== Segment start ==

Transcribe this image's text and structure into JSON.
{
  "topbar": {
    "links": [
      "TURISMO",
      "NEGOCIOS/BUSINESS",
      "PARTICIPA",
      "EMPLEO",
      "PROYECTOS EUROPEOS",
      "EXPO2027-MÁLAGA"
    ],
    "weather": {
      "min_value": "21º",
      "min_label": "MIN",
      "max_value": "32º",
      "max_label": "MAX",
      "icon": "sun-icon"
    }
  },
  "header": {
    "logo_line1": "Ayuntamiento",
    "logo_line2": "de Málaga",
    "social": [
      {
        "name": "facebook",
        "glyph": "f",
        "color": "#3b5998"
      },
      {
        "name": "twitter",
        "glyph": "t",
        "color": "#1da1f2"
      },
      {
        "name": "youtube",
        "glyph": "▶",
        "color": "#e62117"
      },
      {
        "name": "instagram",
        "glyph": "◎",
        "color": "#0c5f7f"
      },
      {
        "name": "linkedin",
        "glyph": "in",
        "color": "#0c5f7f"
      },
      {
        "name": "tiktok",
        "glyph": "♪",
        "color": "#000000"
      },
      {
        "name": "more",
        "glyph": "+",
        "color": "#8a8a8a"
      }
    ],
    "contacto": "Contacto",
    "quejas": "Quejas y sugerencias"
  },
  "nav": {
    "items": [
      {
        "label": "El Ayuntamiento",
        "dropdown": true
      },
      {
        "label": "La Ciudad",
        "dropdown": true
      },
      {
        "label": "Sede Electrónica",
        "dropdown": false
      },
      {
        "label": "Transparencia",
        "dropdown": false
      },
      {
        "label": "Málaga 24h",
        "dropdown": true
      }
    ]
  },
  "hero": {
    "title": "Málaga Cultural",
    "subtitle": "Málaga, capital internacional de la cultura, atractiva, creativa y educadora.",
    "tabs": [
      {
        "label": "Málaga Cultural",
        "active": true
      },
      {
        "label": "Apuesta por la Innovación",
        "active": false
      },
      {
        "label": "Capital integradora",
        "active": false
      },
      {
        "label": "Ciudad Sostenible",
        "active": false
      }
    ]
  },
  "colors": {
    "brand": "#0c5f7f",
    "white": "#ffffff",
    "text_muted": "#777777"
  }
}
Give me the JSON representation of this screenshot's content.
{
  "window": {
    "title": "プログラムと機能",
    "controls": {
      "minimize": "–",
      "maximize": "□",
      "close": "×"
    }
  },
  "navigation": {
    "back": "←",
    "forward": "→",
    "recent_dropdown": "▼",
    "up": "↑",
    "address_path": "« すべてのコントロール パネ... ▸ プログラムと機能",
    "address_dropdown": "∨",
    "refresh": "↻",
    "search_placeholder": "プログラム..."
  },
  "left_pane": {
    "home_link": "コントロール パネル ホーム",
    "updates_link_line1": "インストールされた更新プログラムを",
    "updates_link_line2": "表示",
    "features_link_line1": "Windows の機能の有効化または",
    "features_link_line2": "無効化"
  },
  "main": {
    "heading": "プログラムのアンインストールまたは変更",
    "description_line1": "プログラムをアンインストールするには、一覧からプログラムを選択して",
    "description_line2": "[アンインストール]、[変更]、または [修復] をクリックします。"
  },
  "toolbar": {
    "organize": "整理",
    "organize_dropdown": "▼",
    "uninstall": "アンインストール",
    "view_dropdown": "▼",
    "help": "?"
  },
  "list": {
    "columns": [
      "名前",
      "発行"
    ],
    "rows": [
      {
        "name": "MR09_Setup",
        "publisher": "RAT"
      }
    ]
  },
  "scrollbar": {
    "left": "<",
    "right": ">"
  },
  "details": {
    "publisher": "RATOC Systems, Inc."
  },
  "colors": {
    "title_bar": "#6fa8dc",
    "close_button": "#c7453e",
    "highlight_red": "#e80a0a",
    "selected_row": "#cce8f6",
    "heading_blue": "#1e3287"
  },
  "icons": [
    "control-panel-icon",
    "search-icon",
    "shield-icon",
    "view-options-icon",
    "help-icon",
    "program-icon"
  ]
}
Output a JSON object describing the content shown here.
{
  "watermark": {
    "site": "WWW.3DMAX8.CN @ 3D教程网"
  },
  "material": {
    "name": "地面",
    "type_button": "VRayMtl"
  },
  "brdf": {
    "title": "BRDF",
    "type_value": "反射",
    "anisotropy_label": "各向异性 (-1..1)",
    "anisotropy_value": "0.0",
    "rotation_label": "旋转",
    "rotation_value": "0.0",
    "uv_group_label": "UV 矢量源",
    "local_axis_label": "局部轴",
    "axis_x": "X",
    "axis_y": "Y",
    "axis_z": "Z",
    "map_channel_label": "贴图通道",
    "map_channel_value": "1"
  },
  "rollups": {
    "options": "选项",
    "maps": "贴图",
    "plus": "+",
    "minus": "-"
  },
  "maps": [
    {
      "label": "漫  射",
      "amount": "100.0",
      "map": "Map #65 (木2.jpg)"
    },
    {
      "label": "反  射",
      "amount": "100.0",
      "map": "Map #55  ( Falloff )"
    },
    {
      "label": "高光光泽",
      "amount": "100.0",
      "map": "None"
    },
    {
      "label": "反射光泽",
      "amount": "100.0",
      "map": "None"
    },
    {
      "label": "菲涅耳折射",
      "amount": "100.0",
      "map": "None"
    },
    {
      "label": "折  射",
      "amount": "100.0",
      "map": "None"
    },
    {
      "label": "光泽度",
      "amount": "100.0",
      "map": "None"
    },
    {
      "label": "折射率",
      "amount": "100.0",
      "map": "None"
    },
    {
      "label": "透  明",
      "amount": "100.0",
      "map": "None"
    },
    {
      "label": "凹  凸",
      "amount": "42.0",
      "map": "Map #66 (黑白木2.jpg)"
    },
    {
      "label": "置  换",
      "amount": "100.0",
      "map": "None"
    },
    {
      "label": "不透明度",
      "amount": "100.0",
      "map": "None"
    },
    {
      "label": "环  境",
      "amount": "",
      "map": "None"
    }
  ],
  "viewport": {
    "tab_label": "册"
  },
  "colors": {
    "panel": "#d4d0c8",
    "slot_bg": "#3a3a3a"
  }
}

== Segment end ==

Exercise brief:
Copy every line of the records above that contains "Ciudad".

Solution to this problem:
        "label": "La Ciudad",
        "label": "Ciudad Sostenible",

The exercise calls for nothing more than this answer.